Warriors for Peace: Preventing Post-Election Violence in Kenya
In the wake of Kenya’s contested 2007 election, ethnic violence ripped through the country, killing over 1,000 and displacing as many as 600,000. Now Kenya is gripped by another disputed election, as the Supreme Court has annulled the recent Presidential election due to voting irregularities, with a new vote scheduled for October 17. And yet, while tensions remain high and some incidents of violence have occurred, it is nowhere near the levels seen in 2007. What has changed that has prolonged peace and stability in the intervening years? The answer lies on the ground, in places like the informal settlements of Nairobi, where citizens have been taking charge and leading the fight for peace.
Global Communities’ Kenya Tuna Uwezo (Kiswahili for “We Have the Power”) program, funded with support from USAID, is a great example of working directly with communities to help create the kind of citizens who are now playing such a vital role in promoting peace and stability. The program focused on the informal settlements of Nairobi, partnering with local NGOs to help reduce the inter-ethnic violence that helped drive the conflict in 2007. The informal settlements in and around Nairobi are especially fertile grounds for violence, with high rates of poverty, a cramped urban environment, and little opportunity, especially for youth. Many turn to crime, both to generate an income and due to social pressures. All of this leads to alienation, and makes people especially vulnerable to political manipulation and extremism, which can explode during contentious events like national elections.
To help address these circumstances, KTU worked with communities to create forums for dialogue and to air their grievances. At first these meetings were often conducted with separate groups to help individuals feel comfortable discussing the issues at hand. Key community leaders are identified and KTU would work with them to get a sense of what were the main drivers of conflict. Eventually these forums would expand to encompass all the various ethnic groups in the community, creating a space where everyone could voice their concerns, and most importantly, work collaboratively to help address issues in a peaceful manner.
At the same time, KTU was working to help give people a positive identity through a variety of trainings on leadership and employment. This work was coupled with civic education, including teaching residents about their rights and responsibilities under the new Constitution, and giving them a greater stake in governance and the political process.
The key to KTU’s success has been the so-called “cohesion champions,” volunteers from the community who work diligently to spread their message of peace. Often times former criminals or perpetrators of violence themselves, these young people both have an intuitive understanding of what drives violence, as well as clout with young people who are susceptible to following their path. It is always easier to hear the potential dangers associated with criminal activities from someone who has lived it as opposed to family members or police officers. These cohesion champions wouldn’t just speak to youth at forums, they utilize a variety of social media platforms, including WhatsApp and Facebook, to allow young people to interact with one another.
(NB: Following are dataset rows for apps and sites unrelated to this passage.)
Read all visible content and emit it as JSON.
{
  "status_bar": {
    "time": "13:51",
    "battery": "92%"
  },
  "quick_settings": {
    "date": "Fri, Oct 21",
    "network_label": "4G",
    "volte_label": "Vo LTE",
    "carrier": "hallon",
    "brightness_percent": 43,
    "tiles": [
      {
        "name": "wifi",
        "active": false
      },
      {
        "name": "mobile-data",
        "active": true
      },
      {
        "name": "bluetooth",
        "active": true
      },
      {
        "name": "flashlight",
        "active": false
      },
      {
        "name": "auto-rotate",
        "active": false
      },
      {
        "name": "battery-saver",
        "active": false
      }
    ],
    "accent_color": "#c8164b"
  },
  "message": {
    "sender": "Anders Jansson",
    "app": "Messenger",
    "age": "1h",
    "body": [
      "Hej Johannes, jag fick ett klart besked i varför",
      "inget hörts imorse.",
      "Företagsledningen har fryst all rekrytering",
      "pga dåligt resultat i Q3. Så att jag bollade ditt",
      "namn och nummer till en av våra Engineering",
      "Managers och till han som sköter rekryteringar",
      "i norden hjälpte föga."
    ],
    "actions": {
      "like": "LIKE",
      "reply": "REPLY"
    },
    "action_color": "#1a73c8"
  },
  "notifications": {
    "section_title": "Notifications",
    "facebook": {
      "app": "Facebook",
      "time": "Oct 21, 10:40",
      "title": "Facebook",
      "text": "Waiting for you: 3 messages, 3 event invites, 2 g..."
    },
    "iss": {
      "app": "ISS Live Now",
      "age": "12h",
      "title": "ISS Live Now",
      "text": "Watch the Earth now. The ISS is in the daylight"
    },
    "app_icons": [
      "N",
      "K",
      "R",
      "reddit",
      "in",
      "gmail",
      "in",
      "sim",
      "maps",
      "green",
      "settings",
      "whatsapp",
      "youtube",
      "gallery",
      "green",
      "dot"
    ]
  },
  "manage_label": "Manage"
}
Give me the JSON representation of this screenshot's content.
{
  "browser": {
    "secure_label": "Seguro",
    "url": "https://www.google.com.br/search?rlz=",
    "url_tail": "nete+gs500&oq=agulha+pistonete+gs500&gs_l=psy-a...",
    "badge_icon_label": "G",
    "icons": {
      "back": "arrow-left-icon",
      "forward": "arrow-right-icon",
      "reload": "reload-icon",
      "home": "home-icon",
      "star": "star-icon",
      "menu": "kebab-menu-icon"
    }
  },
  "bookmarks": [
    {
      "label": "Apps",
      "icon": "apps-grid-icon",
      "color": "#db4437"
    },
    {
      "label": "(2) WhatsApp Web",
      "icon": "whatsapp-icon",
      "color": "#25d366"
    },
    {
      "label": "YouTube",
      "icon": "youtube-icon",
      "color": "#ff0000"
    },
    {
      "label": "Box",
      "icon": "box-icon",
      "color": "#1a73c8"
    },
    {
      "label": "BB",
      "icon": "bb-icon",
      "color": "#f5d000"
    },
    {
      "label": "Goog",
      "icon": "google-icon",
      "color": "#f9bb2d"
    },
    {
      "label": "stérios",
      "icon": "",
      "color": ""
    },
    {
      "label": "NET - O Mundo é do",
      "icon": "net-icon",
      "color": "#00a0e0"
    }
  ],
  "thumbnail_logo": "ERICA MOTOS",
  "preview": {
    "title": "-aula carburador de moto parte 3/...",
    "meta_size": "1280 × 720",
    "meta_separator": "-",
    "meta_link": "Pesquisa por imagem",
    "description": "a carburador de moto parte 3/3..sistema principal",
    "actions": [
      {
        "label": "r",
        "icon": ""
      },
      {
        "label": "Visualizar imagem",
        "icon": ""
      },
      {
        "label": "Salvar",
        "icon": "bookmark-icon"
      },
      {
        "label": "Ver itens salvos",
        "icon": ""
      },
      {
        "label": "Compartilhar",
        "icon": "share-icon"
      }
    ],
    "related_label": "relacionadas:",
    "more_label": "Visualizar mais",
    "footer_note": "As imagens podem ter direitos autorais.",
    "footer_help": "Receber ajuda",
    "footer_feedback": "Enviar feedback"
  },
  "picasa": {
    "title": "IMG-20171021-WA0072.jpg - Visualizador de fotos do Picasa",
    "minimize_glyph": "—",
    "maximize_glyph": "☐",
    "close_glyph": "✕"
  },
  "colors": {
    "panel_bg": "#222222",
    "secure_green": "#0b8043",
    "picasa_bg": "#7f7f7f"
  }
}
This has the dual purpose of improving the ability of young people to get involved in their communities, lessening alienation, as well as intervening early if a crisis erupts or someone seems at risk for radicalization.
Over time, KTU even expanded its reach, working on inter-religious violence as well, and helping to combat radicalization among Kenya’s Somali population. The program had to adapt in these new environments, but on the whole the model remained the same: bring together disparate groups to engage in dialogue and air grievances, and identify and support cohesion champions who can help bring about peaceful change in their communities.
KTU ended in 2016, but the capacity built through the program, from the partner organizations to the cohesion champions, has remained in place. Even today, the youth involved continue their work to reduce inter-ethnic conflict and prevent radicalization. As the recent election neared, these people activated inside of their communities, bringing people from different ethnic groups together and helping ensure that the progress that has been made would not be undone by the election. So far they have largely succeeded, a testament to the devotion of the individuals who have been part of KTU and the sustainability of the program.
The second round of voting in October will no doubt prove another test for the resilience of Kenya’s democracy. But as KTU shows, when you empower communities to solve their problems, the democratic process can be strengthened and conflict can be avoided. As long as the cohesion champions and others committed to peace have anything to say about it, there won’t be a repeat of 2007 in Kenya.